Welcome to the Department of Hebrew, Biblical and Jewish Studies!

The department offers a rich teaching and learning program from absolute beginners to PhD. We offer four undergraduate majors: Biblical Studies, which offers the opportunity to master methods for understanding how the biblical texts communicated their message in their ancient historical contexts; Classical Hebrew, the language of the Bible and other ancient sources like the Dead Sea Scrolls, which includes the teaching of the ancient Semitic languages of Aramaic and Syriac (we are the only department in Australia to offer a full program in Classical Hebrew); Modern Hebrew, expanding on Hebrew's various historical manifestations while facilitating and nurturing learning "language in use", and covering issues of contemporary Israeli society and culture; and Jewish Civilisation, Thought and Culture, an interdisciplinary program that aims to provide insight into the rich cultural heritage of a the Jewish people and their significant contributions to broader world culture in both the Christian and later Muslim worlds.
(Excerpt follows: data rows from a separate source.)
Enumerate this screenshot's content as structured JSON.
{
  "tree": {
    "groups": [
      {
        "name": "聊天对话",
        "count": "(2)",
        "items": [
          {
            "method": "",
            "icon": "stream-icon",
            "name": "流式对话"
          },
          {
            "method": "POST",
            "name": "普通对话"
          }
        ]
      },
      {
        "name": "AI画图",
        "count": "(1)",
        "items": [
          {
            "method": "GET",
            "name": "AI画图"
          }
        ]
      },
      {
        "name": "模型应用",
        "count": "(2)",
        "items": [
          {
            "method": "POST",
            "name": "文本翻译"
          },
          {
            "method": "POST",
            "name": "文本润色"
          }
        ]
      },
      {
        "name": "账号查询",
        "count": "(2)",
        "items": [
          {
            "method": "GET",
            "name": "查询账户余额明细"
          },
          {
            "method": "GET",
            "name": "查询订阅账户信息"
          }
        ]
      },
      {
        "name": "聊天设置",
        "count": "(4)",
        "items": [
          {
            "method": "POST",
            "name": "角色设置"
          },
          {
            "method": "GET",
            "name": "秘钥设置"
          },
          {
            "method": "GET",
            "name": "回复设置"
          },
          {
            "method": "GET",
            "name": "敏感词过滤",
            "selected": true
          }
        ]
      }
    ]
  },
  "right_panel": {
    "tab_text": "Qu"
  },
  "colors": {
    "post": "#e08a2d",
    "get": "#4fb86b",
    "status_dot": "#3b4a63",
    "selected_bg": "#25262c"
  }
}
Our Hebrew (both Classical and Modern) units cater for students at different entry points and develop high levels of linguistic skills. Classical and Biblical Hebrew will introduce you to the thought world of the Bible as you read biblical and other texts from the ancient world like the Dead Sea Scrolls in the original language. In Modern Hebrew, you will speak, read and write in Hebrew as a way of learning the language. Our Jewish Civilisation and Holocaust Studies will introduce you to the most representative intellectual movements and thinkers from Post-Biblical times, through the Middle Ages to the present.

Your studies at the University of Sydney can be usefully complemented by attending a semester through official exchange in one of our partner universities in Israel, in Jerusalem Haifa and Tel Aviv, including scholarship assistance at the Hebrew University of Jerusalem

We have an outstanding graduate program with a significant number of doctoral students and a general Masters degree as well as a Masters in Holocaust Studies taught jointly with the Department of History. As well, the department is a partner in the Master of Museum and Heritage Studies

For students considering a future in teaching the Hebrew language, the Faculty of Education at the University of Sydney offers a teacher education program focussing on teaching language at both primary and secondary levels.

The teaching and learning programs offered through the department are sustained by a number of generous benefactors: The Malka Einhorn Lectureship in Modern Hebrew and support from the Roth Foundation.

History of the Hebrew Biblical and Jewish Studies department

The Department of Hebrew, Biblical and Jewish Studies was founded in 1945 as the Department of Semitic Studies, headed by Evan MacLaurin until his retirement in 1978. During this period, the department developed programs in Classical Hebrew and Arabic along with other ancient Semitic languages such as Aramaic and Ugaritic. Both Modern and Mishnaic Hebrew were taught as options within the Classical Hebrew program. Upon Professor MacLaurin’s retirement, Professor Emeritus Rifaat Ebied served as Foundation Professor of Semitic Studies and was Department Head until the appointment of the late Professor Emeritus Alan Crown, who, until his retirement in 1997, served as Head of Department as well as a personal chair.
Following the creation of separate schools in the Faculty of Arts and Social Sciences in January 2003, the Department of Semitic Studies separated into


Arabic Language and Cultures and Hebrew, Biblical and Jewish Studies within the then School of Languages and Cultures. After being housed in the main quadrangle for a quarter of a century, the department moved into Brennan MacCallum in June 2004. In 2011, the Florence Melton School of Adult Jewish Learning offering Jewish thought and culture courses began operating through the department and CCE.

The department is fortunate to have received some generous benefactions, including the Roth Foundation. The late Stefan and Felicia Einhorn Fund supports the entire Modern Hebrew Program, one full-time lectureship in Classical Hebrew/Biblical Studies as well as casual teaching in these areas, and casual teaching in Jewish Civilisation. In addition, the Sir Zelman Cowen Universities Fund supports student and academic exchange between the University of Sydney and the Hebrew University of Jerusalem. Mandelbaum House, the Jewish residential college at the University of Sydney, opened in 1995, provides support for the department’s postgraduate programs.